The people of Shepherdstown know when the Rams of Shepherd University are hosting a rival football team. Parking is at a premium, the shops on German Street are busier and the soundscape changes for a few hours from the hum of a historic town to the chaotic chorus of fans on campus.
But even before the teams take the field, the town’s population swells a bit from a group of people that have arrived early on game day for years, for a type of family reunion, a family not of blood, but of pride and camaraderie—the tailgaters.
Chris Walter’s roots run deep in the town along the Potomac River. His parents, Joe and Elizabeth are both Shepherd alumni as is he. Walter has seen the changes on campus, the construction of the stadium, the razing of the old gymnasium for a new parking lot and the loss of what once was a unique place to watch the games.
Standing in the parking lot at half-time at a home game on Saturday, Walter poits toward an older house on a rise above the stadium. “That’s the Waldeck house,” he said. “They built bleachers up there and you could see pretty much the whole field.”
But, the pre-game activities have been the thread that connects his time as a youngster in Shepherdstown, his time as a Ram and now as he continues in education as a high school tennis coach and the principal of the Wright Denny Intermediate School in Charles Town.
“It’s the comradery, actually the culture of Shepherdstown,” he said. “Every game I see all these guys I grew up with. And everyone works as one to make it happen, the university and the town.”
There are rules to follow for the weekend visitors, and if everyone sees the visit as a time simply to enjoy the game and enjoy the tailgating, there are no problems, Walter said.
Barry Holmes, a Shepherdstown native, said the pre-game activities have also been a part of his life in town, even though he did not attend Shepherd.
Tailgating for Holmes and his friends started in a backyard near the field in the 1990s, then moved to a lot behind the library.
“I was going to make a donation to the school, but then they were letting people purchase a lot here in the parking area, so we did that,” he said, as his friends gathered in camp chairs and began digging into the variety of food on a nearby table. “Now, more than 17 years later, here we are.”
Those friends expect a good crowd to arrive for their family tradition of meeting in the parking lot. “We just make sure we have a ton of food,” Holmes said, as a friend came by to wish him a happy birthday.
“We’re always here, rain or snow,” he said. “We definitely won’t miss a Shepherd game. It would have to be something big for us not to be here.”
A few parking spaces away, Bart Zopp, and his wife, Alex, of Elkins, West Virginia, were setting up their tailgating site across several parking spaces that included multiple canopies and a large TV hooked up to a satellite feed—and a lot of food.
Their son, Jarrette, is a senior member of the Rams football team. But he’s injured and now contributes his efforts on the sidelines cheering on his teammates.

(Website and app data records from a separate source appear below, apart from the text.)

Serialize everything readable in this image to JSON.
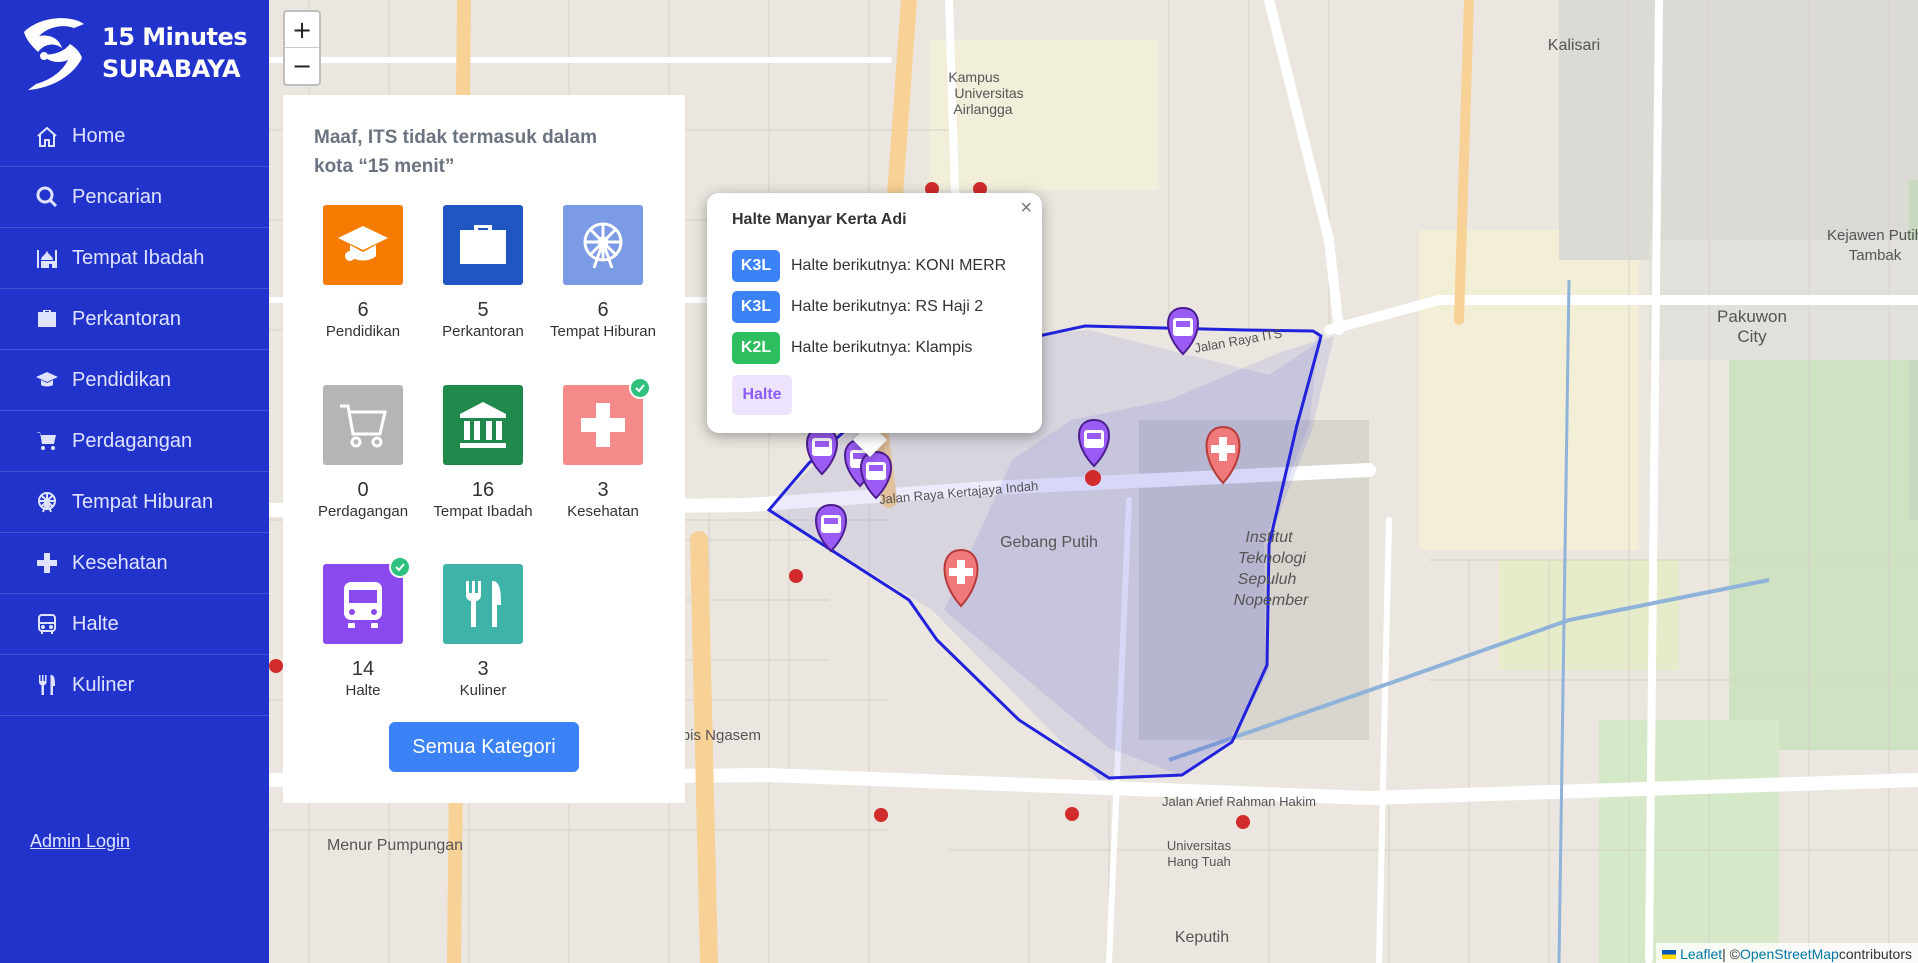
{
  "app": {
    "title_line1": "15 Minutes",
    "title_line2": "SURABAYA"
  },
  "sidebar": {
    "items": [
      {
        "label": "Home",
        "icon": "home-icon"
      },
      {
        "label": "Pencarian",
        "icon": "search-icon"
      },
      {
        "label": "Tempat Ibadah",
        "icon": "mosque-icon"
      },
      {
        "label": "Perkantoran",
        "icon": "briefcase-icon"
      },
      {
        "label": "Pendidikan",
        "icon": "graduation-cap-icon"
      },
      {
        "label": "Perdagangan",
        "icon": "cart-icon"
      },
      {
        "label": "Tempat Hiburan",
        "icon": "ferris-wheel-icon"
      },
      {
        "label": "Kesehatan",
        "icon": "plus-icon"
      },
      {
        "label": "Halte",
        "icon": "bus-icon"
      },
      {
        "label": "Kuliner",
        "icon": "utensils-icon"
      }
    ],
    "admin_login": "Admin Login"
  },
  "map": {
    "zoom_in": "+",
    "zoom_out": "−",
    "attribution_leaflet": "Leaflet",
    "attribution_sep": " | © ",
    "attribution_osm": "OpenStreetMap",
    "attribution_suffix": " contributors",
    "labels": {
      "kampus": "Kampus",
      "universitas": "Universitas",
      "airlangga": "Airlangga",
      "its1": "Institut",
      "its2": "Teknologi",
      "its3": "Sepuluh",
      "its4": "Nopember",
      "pakuwon1": "Pakuwon",
      "pakuwon2": "City",
      "gebang": "Gebang Putih",
      "keputih": "Keputih",
      "menur": "Menur Pumpungan",
      "kejawen1": "Kejawen Putih",
      "kejawen2": "Tambak",
      "kalisari": "Kalisari",
      "kertajaya": "Jalan Raya Kertajaya Indah",
      "arif": "Jalan Arief Rahman Hakim",
      "klampis": "ampis Ngasem",
      "raya_its": "Jalan Raya ITS",
      "hang_tuah1": "Universitas",
      "hang_tuah2": "Hang Tuah"
    }
  },
  "panel": {
    "title": "Maaf, ITS tidak termasuk dalam kota “15 menit”",
    "categories": [
      {
        "count": "6",
        "label": "Pendidikan",
        "color": "#f57c00",
        "icon": "graduation-cap-icon",
        "checked": false
      },
      {
        "count": "5",
        "label": "Perkantoran",
        "color": "#1f56c2",
        "icon": "briefcase-icon",
        "checked": false
      },
      {
        "count": "6",
        "label": "Tempat Hiburan",
        "color": "#7b9be6",
        "icon": "ferris-wheel-icon",
        "checked": false
      },
      {
        "count": "0",
        "label": "Perdagangan",
        "color": "#b5b5b5",
        "icon": "cart-icon",
        "checked": false
      },
      {
        "count": "16",
        "label": "Tempat Ibadah",
        "color": "#1f8a4c",
        "icon": "bank-icon",
        "checked": false
      },
      {
        "count": "3",
        "label": "Kesehatan",
        "color": "#f48a8a",
        "icon": "plus-icon",
        "checked": true
      },
      {
        "count": "14",
        "label": "Halte",
        "color": "#8a4af0",
        "icon": "bus-icon",
        "checked": true
      },
      {
        "count": "3",
        "label": "Kuliner",
        "color": "#3fb3a8",
        "icon": "utensils-icon",
        "checked": false
      }
    ],
    "all_button": "Semua Kategori"
  },
  "popup": {
    "title": "Halte Manyar Kerta Adi",
    "close": "×",
    "routes": [
      {
        "code": "K3L",
        "text": "Halte berikutnya: KONI MERR",
        "color": "#3b82f6"
      },
      {
        "code": "K3L",
        "text": "Halte berikutnya: RS Haji 2",
        "color": "#3b82f6"
      },
      {
        "code": "K2L",
        "text": "Halte berikutnya: Klampis",
        "color": "#2ebd5f"
      }
    ],
    "badge": "Halte"
  }
}
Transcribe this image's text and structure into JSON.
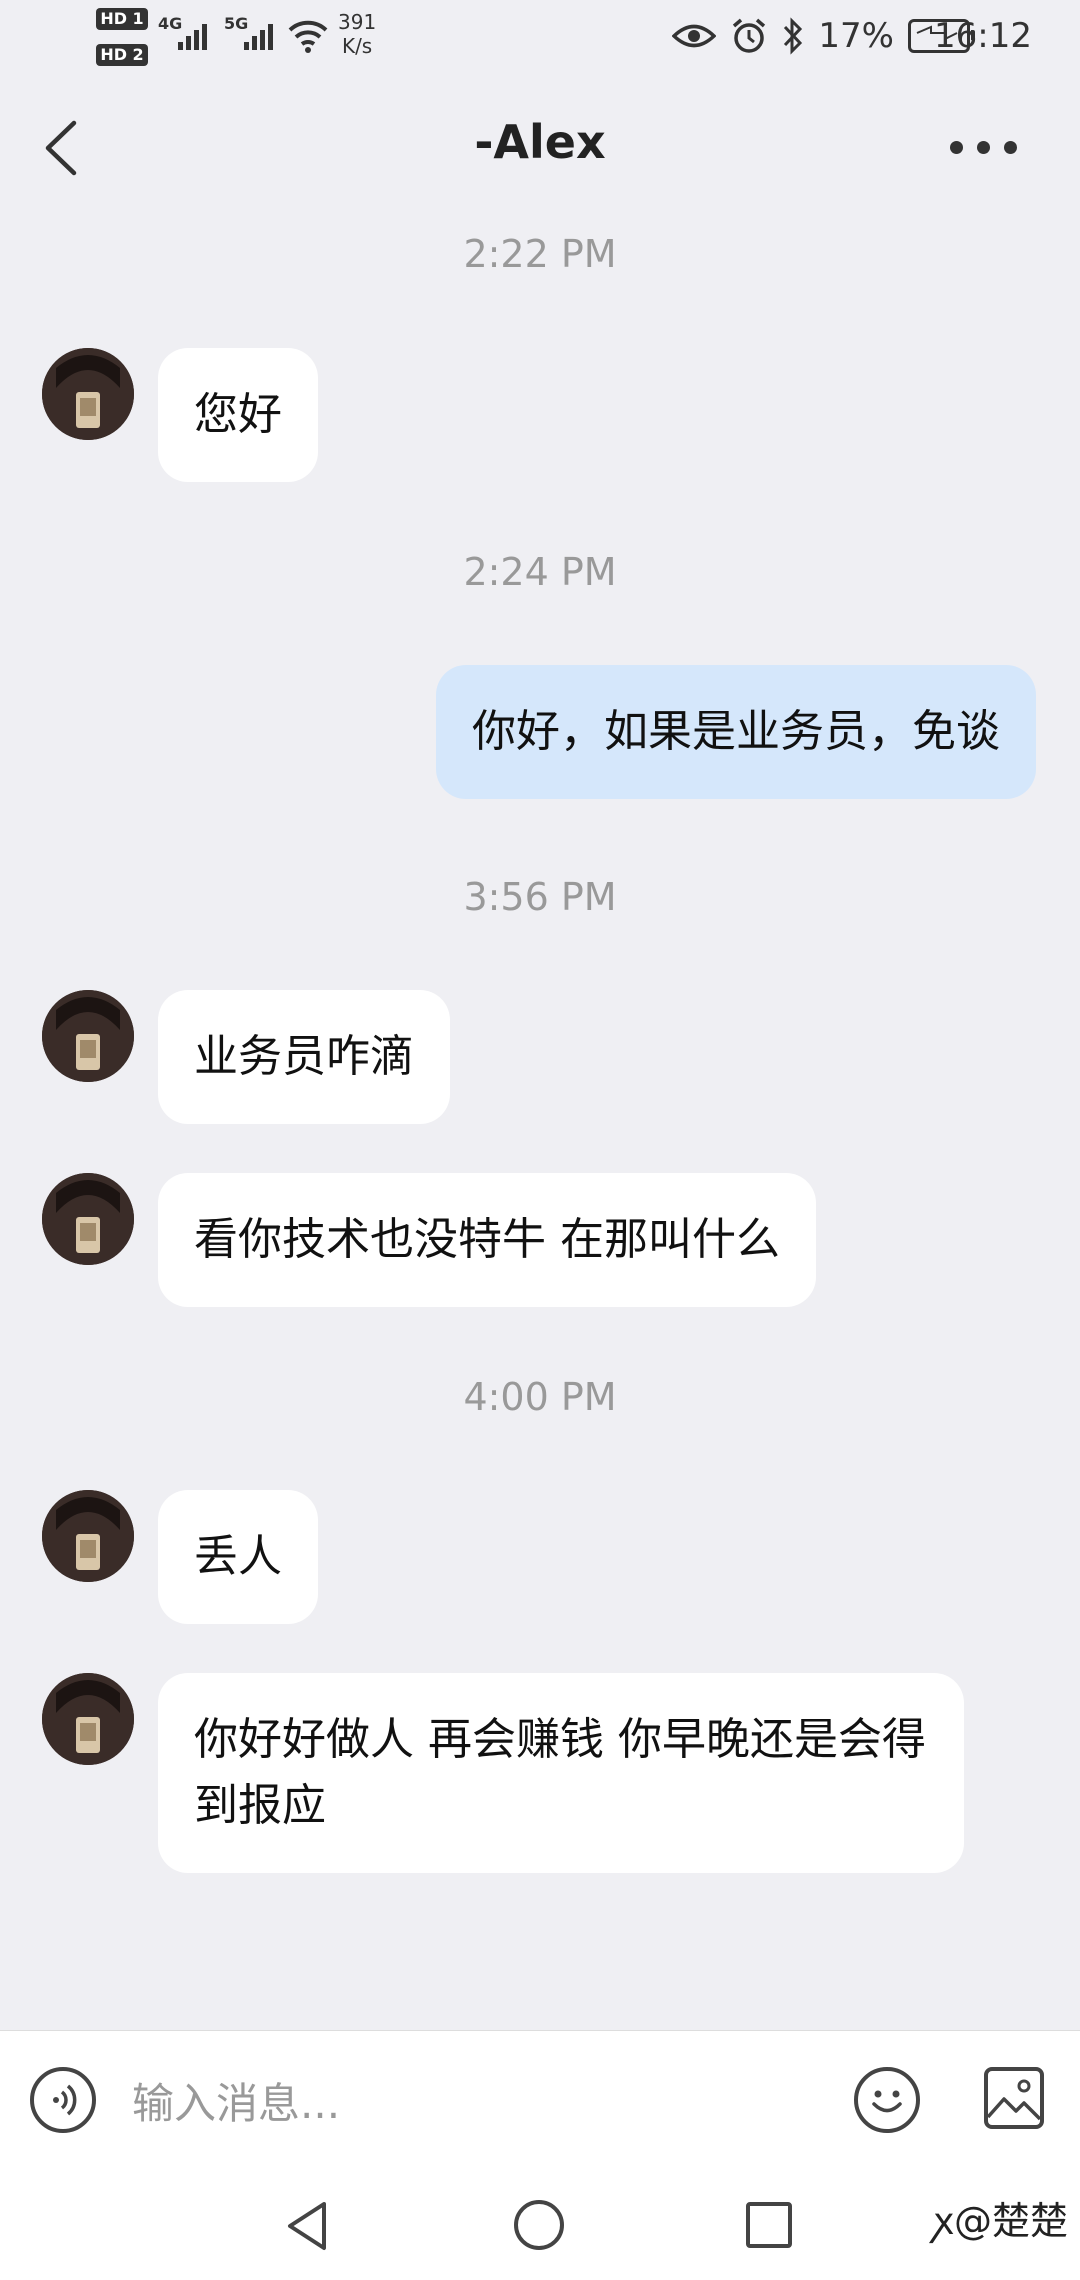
{
  "status_bar": {
    "sim1_badge": "HD 1",
    "sim2_badge": "HD 2",
    "net1": "4G",
    "net2": "5G",
    "speed_value": "391",
    "speed_unit": "K/s",
    "battery": "17%",
    "time": "16:12"
  },
  "header": {
    "title": "-Alex"
  },
  "messages": [
    {
      "time": "2:22 PM",
      "from": "other",
      "text": "您好"
    },
    {
      "time": "2:24 PM",
      "from": "self",
      "text": "你好，如果是业务员，免谈"
    },
    {
      "time": "3:56 PM",
      "from": "other",
      "text": "业务员咋滴"
    },
    {
      "from": "other",
      "text": "看你技术也没特牛 在那叫什么"
    },
    {
      "time": "4:00 PM",
      "from": "other",
      "text": "丢人"
    },
    {
      "from": "other",
      "text": "你好好做人 再会赚钱 你早晚还是会得到报应"
    }
  ],
  "input": {
    "placeholder": "输入消息..."
  },
  "watermark": "@楚楚",
  "colors": {
    "background": "#efeff3",
    "bubble_other": "#ffffff",
    "bubble_self": "#d5e7fb",
    "timestamp": "#999999"
  }
}
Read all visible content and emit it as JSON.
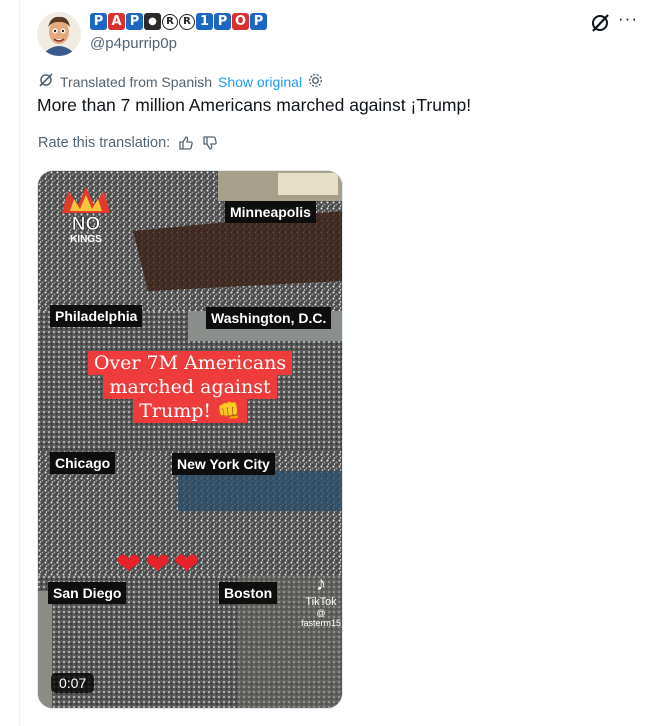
{
  "author": {
    "display_name_letters": [
      "P",
      "A",
      "P",
      "●",
      "R",
      "R",
      "1",
      "P",
      "O",
      "P"
    ],
    "handle": "@p4purrip0p"
  },
  "translation": {
    "note": "Translated from Spanish",
    "show_original": "Show original"
  },
  "tweet": {
    "text": "More than 7 million Americans marched against ¡Trump!"
  },
  "rating": {
    "label": "Rate this translation:"
  },
  "video": {
    "duration": "0:07",
    "overlay_logo": "NO KINGS",
    "headline_lines": [
      "Over 7M Americans",
      "marched against",
      "Trump! 👊"
    ],
    "cities": [
      "Minneapolis",
      "Philadelphia",
      "Washington, D.C.",
      "Chicago",
      "New York City",
      "San Diego",
      "Boston"
    ],
    "watermark": "TikTok",
    "watermark_user": "@ fasterm15",
    "hearts": [
      "❤",
      "❤",
      "❤"
    ]
  },
  "icons": {
    "grok": "grok-icon",
    "more": "more-icon",
    "translate": "translate-icon",
    "settings": "gear-icon",
    "thumbs_up": "thumbs-up-icon",
    "thumbs_down": "thumbs-down-icon"
  },
  "colors": {
    "link": "#1d9bf0",
    "secondary_text": "#536471",
    "headline_bg": "#ee3b3b"
  }
}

Zopp’s love of football was nurtured by his father, who was a football coach who named him after pro players Bart Starr and Johnny Unitas. He said his family is planning to return to their four parking places next year as well.
“This is our fun,” Zopp said, as friends gathered to check out another game on the TV and to fill their plates with food. He said he plans to keep tailgating even after Jarrette graduates.
“We’ve made a lot of friends and we’re not stopping now,” he said. “It’s like a family get-together, a Shepherd family.”
One of those friends is Tracy Robinson of Mathias, West Virginia, who stood nearby wearing a “Bride to Be” banner.
“They surprised me with a bachelorette party,” she said, smiling at her tailgate friends. “Oh, and tomorrow, I’ll be a Snyder.”
Her son, Ricky, is the roommate with Jarrette Zopp, and is also a Ram football player, which has drawn the two families even closer together.
“It’s been a huge blessing to me,” said Robinson. “We travel together to get here. This is a great atmosphere. I’m going to miss it a lot.”
Family is a word that the tailgaters use frequently and without hesitation. The common bond that brought the community together initially was obviously the football connection, but many of the people gathered spoke of their time together in the parking lot as much, or more, than what was happening on the nearby field.
Clarke Newton of Mount Airy, Maryland, the father of another Ram player, Mason Newton, was joined at a tailgate pre-game fete by Aaron Fabry, who coached Mason as a young player in the Pony League in their hometown.
“He was on two Super Bowl teams with the Bulldogs,” Fabry said proudly. His pride to still be a part of the Newton’s continued bond with the sport and each other was obvious. “This, the tailgating, is all about family, supporting the kids and good times.”